Stachel highly valued education. She continued her essay by saying, “During this demanding time, I committed to maintaining as normal of a life as possible. With the support of my teachers and family, I strived to attend school on a regular basis, stay current with my assignments and prepare for tests. It was not easy but my determination produced rewarding results.”

Stachel was a committed student who earned a 4.0 GPA at Chaparral High School in Scottsdale. She was a member of the National Honors Society and also established a humanitarian club called Helping Hands where she enlisted the help of her classmates to participate in holiday gift drives, charity walks, fundraisers and hands-on service to benefit local non-profits and her annual adopt-a-family gift drive. The club’s motto is “Helping our community, one hand at a time.”  

Her stellar academic achievements and community service credentials led to her being admitted to ASU as a history major, and to Barrett, where she was very excited to attend this fall. She loved Barrett for its supportive community of students.

Stachel added in her admissions essay, “The obstacles of chemo treatments, multiple surgeries, radiation, weekly doctor visits, and monthly scans have challenged me every step of the way but also have strengthened my resolve, built my character in terms of my approach to my life, taught me compassion, and given me a deep sense of gratitude. My life experience has made me realize my desire of helping others. Being fortunate to have support during my journey to achieve my health goals, I, in turn, would love to help others achieve their goals.”

Stachel passed away on April 18, 2013 at the age of 18.

“Samantha gave and received love that can fill many meaningful lifetimes,” said Stachel's father, Paul. “She valued integrity, people, communication, humor and family. In every aspect of her life Samantha always played big.”

While Stachel cannot physically attend ASU as a student, her spirit and passion for helping others will be present at Barrett through the “Samantha Stachel 'Play Big' Scholarship” established in her honor. The scholarship will be awarded to students who demonstrate academic excellence, character and leadership in the face of challenging circumstances.

“Barrett is a place where Samantha planned to play big,” Stachel’s mother, Barrie, added. “This scholarship fund will allow her to do that through the dreams and accomplishments of others who overcome their own personal obstacles."

“The criteria for the scholarship recipients are simple,” Barrie continued. “They should be steadfastly committed to education and willing to leap over obstacles to achieve their goals. Maybe they’ve been bullied, faced a difficult living situation or had a health challenge. The common thread is that, like Samantha, they did not let their circumstances define them or their goals.”
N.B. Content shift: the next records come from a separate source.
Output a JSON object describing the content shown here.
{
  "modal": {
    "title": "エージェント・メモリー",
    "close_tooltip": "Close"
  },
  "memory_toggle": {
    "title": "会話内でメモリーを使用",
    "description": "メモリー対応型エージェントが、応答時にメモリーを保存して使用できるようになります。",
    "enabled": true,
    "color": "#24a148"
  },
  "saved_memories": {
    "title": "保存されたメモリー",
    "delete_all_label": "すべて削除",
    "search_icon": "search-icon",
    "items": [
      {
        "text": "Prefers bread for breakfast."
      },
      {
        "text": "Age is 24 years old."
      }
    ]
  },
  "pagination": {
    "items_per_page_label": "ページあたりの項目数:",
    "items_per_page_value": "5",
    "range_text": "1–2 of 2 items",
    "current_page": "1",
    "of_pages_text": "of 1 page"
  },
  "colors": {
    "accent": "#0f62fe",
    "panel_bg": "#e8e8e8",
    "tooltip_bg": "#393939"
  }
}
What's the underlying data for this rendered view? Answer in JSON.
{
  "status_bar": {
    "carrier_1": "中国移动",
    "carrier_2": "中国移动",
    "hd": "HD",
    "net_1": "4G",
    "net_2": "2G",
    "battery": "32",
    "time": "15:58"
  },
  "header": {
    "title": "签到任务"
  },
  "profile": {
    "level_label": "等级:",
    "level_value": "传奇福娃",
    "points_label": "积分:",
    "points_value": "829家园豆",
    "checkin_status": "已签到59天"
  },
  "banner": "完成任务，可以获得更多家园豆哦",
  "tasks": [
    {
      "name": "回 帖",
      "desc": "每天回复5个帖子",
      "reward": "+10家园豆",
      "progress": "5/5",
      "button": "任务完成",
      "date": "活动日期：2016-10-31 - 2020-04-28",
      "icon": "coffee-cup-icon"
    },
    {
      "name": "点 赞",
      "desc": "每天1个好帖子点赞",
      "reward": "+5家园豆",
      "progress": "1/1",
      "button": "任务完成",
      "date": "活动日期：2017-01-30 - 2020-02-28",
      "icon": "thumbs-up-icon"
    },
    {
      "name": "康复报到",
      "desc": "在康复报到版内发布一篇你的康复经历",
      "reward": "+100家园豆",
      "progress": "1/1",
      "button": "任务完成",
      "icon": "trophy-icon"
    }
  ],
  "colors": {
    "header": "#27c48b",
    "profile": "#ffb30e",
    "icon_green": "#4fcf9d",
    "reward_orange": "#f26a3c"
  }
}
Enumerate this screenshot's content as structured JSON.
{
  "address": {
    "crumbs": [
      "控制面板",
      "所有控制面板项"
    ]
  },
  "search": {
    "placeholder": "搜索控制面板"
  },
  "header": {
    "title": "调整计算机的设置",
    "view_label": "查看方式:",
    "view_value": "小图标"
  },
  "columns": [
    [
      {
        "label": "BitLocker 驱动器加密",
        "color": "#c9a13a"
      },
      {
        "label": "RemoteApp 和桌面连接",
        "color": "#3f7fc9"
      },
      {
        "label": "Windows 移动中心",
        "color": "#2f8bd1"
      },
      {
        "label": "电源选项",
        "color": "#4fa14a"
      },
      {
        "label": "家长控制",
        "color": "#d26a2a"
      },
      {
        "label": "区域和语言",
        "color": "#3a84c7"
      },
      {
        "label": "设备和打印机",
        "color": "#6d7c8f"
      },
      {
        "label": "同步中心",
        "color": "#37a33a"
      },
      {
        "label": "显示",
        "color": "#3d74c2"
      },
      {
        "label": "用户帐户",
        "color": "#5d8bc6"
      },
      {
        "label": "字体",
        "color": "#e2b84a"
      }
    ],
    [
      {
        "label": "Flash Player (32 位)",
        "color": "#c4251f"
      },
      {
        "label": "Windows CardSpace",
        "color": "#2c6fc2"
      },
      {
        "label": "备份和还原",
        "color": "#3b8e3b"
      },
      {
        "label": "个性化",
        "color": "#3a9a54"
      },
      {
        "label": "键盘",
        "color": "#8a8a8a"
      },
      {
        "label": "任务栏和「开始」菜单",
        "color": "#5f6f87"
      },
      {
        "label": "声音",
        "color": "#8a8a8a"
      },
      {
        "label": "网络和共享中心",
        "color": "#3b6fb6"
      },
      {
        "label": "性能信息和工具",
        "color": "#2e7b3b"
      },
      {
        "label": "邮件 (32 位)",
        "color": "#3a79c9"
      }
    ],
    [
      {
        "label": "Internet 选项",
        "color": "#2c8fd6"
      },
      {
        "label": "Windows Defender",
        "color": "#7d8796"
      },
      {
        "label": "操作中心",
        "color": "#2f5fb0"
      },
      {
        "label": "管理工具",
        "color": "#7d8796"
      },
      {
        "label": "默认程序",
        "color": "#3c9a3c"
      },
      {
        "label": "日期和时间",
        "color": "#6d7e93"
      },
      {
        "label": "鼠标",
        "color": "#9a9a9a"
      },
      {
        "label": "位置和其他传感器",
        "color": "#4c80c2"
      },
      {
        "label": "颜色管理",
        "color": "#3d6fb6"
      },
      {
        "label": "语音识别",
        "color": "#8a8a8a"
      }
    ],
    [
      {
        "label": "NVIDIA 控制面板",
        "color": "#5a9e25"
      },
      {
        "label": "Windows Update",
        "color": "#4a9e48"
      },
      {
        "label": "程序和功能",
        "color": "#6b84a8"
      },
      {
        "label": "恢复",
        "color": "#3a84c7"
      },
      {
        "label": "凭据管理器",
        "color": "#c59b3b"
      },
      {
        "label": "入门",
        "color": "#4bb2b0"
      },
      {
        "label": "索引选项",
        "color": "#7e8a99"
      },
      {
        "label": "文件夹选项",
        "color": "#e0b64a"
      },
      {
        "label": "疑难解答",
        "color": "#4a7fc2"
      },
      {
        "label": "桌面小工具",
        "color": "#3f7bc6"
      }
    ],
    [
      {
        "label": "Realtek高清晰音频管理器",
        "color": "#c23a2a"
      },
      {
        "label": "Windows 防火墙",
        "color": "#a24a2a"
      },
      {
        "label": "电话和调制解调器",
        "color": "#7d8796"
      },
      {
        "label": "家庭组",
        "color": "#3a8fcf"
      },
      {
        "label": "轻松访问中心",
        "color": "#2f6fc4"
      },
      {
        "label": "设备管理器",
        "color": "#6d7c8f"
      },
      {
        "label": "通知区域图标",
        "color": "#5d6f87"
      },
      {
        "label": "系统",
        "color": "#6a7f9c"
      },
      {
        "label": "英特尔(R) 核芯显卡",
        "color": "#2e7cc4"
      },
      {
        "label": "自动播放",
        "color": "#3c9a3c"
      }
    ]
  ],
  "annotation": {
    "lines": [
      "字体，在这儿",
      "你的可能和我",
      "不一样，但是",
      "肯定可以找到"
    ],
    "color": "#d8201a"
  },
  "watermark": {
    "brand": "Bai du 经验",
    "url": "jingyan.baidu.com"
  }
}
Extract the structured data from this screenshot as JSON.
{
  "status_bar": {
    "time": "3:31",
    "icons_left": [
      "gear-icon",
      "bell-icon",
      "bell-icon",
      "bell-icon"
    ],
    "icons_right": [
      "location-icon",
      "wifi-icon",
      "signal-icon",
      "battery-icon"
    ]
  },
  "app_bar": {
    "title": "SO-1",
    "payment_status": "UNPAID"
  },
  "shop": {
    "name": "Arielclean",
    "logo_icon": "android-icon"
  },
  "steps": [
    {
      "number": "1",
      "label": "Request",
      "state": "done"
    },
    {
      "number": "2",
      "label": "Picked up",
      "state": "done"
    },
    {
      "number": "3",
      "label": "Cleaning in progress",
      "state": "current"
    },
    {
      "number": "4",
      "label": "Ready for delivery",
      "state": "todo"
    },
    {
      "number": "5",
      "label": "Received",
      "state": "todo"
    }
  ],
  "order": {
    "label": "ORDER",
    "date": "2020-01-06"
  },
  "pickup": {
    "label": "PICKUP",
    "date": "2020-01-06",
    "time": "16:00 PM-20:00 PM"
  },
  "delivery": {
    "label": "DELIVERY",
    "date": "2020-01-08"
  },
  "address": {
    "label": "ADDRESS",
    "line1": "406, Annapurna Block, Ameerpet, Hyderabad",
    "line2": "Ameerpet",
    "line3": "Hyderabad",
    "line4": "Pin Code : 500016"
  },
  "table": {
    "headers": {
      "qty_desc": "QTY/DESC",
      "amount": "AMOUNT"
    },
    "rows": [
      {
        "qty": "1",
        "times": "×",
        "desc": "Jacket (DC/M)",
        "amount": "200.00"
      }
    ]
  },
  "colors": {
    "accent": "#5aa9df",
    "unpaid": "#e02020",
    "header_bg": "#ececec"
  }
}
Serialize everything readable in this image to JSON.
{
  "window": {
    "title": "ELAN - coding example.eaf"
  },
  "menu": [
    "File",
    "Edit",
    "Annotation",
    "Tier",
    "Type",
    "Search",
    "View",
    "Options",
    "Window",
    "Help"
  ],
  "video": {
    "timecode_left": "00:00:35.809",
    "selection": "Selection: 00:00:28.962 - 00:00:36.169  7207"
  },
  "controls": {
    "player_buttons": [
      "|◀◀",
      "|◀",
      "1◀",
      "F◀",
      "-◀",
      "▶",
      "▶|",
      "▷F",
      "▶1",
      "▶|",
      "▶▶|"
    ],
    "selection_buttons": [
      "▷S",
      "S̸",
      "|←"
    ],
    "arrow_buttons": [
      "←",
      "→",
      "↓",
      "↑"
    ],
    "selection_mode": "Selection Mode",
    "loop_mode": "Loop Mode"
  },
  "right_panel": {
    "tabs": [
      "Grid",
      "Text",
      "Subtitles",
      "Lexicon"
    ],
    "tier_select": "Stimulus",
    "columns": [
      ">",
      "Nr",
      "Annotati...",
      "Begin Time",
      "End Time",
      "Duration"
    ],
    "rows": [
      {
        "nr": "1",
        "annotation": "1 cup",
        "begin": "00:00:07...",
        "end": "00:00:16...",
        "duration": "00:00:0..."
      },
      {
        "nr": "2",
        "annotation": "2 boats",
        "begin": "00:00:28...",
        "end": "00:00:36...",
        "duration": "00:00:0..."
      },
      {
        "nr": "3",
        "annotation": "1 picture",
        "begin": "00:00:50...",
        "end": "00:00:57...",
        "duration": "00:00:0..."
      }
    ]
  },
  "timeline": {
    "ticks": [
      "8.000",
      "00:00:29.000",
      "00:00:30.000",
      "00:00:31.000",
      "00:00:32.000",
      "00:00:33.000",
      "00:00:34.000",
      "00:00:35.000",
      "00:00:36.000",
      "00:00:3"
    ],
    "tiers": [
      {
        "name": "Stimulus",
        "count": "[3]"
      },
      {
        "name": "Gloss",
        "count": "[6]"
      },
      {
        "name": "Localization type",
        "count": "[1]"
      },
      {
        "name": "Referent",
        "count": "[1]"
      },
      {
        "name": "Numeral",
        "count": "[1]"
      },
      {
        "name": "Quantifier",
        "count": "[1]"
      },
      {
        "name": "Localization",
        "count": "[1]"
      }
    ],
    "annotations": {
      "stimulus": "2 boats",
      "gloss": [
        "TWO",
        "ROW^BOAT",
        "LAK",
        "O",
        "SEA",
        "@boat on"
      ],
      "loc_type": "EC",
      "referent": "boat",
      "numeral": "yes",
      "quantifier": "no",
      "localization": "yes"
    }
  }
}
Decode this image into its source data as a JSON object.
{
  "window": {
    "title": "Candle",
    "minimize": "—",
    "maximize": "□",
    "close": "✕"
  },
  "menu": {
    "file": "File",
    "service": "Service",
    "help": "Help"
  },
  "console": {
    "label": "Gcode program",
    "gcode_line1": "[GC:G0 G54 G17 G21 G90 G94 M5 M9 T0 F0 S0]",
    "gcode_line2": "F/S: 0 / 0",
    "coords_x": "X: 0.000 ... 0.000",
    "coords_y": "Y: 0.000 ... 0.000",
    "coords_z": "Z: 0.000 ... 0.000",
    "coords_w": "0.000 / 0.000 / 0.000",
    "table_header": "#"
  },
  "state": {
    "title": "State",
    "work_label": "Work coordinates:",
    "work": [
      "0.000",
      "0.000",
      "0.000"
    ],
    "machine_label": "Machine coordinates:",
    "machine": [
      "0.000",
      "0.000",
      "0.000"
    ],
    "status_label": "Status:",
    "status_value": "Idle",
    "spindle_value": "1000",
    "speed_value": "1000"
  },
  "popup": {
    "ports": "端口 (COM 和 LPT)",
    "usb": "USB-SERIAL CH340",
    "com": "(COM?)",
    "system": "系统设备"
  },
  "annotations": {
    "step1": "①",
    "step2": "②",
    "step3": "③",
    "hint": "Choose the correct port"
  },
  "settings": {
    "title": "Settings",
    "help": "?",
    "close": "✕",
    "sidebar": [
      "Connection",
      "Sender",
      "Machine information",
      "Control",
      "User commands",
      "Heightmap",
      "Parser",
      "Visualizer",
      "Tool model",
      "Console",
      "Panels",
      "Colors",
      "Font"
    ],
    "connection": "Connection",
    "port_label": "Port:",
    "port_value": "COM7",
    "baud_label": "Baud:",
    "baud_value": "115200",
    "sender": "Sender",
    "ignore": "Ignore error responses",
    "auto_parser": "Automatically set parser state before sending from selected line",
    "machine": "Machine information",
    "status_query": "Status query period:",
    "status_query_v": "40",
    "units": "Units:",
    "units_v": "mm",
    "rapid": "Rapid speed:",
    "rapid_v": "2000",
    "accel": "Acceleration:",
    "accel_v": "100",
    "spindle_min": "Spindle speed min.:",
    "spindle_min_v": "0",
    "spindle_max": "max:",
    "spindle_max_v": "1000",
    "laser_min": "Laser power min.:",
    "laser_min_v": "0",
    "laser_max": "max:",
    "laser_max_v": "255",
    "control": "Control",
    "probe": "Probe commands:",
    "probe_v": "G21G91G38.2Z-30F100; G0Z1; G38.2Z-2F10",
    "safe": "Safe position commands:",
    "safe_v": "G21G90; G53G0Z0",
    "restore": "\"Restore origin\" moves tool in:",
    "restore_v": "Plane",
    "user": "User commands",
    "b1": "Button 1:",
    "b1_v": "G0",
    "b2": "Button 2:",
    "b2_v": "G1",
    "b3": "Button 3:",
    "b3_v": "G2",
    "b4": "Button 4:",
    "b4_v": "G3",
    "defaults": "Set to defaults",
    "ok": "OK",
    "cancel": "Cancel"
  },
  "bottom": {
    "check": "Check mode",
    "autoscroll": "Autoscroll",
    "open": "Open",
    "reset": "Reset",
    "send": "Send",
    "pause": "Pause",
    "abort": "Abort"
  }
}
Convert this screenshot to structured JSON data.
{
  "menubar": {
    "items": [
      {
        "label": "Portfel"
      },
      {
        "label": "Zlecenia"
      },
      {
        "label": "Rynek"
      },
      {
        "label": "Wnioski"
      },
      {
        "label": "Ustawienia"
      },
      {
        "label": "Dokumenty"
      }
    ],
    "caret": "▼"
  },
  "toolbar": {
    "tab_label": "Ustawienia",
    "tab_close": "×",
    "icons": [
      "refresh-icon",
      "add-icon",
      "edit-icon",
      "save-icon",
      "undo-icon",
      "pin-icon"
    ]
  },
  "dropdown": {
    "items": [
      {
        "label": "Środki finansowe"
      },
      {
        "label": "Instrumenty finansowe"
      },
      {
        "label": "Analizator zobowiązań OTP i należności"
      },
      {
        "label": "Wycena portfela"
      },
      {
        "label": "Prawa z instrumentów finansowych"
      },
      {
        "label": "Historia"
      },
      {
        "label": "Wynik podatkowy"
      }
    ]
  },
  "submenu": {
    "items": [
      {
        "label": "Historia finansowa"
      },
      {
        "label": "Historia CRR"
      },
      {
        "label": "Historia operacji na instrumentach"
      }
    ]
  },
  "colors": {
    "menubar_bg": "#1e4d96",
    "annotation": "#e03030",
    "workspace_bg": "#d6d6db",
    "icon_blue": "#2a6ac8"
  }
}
The Stachel family has set a goal of raising $100,000 in the first year and growing the fund to $500,000 over successive years. In just the first month since the fund was established, more than $60,000 has already been contributed. Additional information about the scholarship, and how to contribute, is available at http://barretthonors.asu.edu/about/scholarships/samantha-stachel-play-bi....

“Samantha played big...that is her legacy. That’s why we came to Barrett to establish a scholarship in her name, because Barrett is a place where the students play big,” Paul said.

“We want to help people who are facing their own challenges and who will be inspired and go forward to accomplish great things. Samantha was a person who led by action and we want to support others to do the same,” he added.

“Every time I tell my story, I inspire others to face their challenges. Everyone has or will have challenges. The challenges may not be the same but knowing that others also have a story helps people to believe they can step up to their challenge. I learned to not only share who I truly am but to express myself because no matter what, I am loved. Taking this risk and choosing to walk through the public door helped me to share my story, set me free, and send me on my way to continue my life’s journey and hopefully inspire others to do the same.” – Samantha Stachel

Nicole Greason

Director of Marketing and Public Relations , Barrett, The Honors College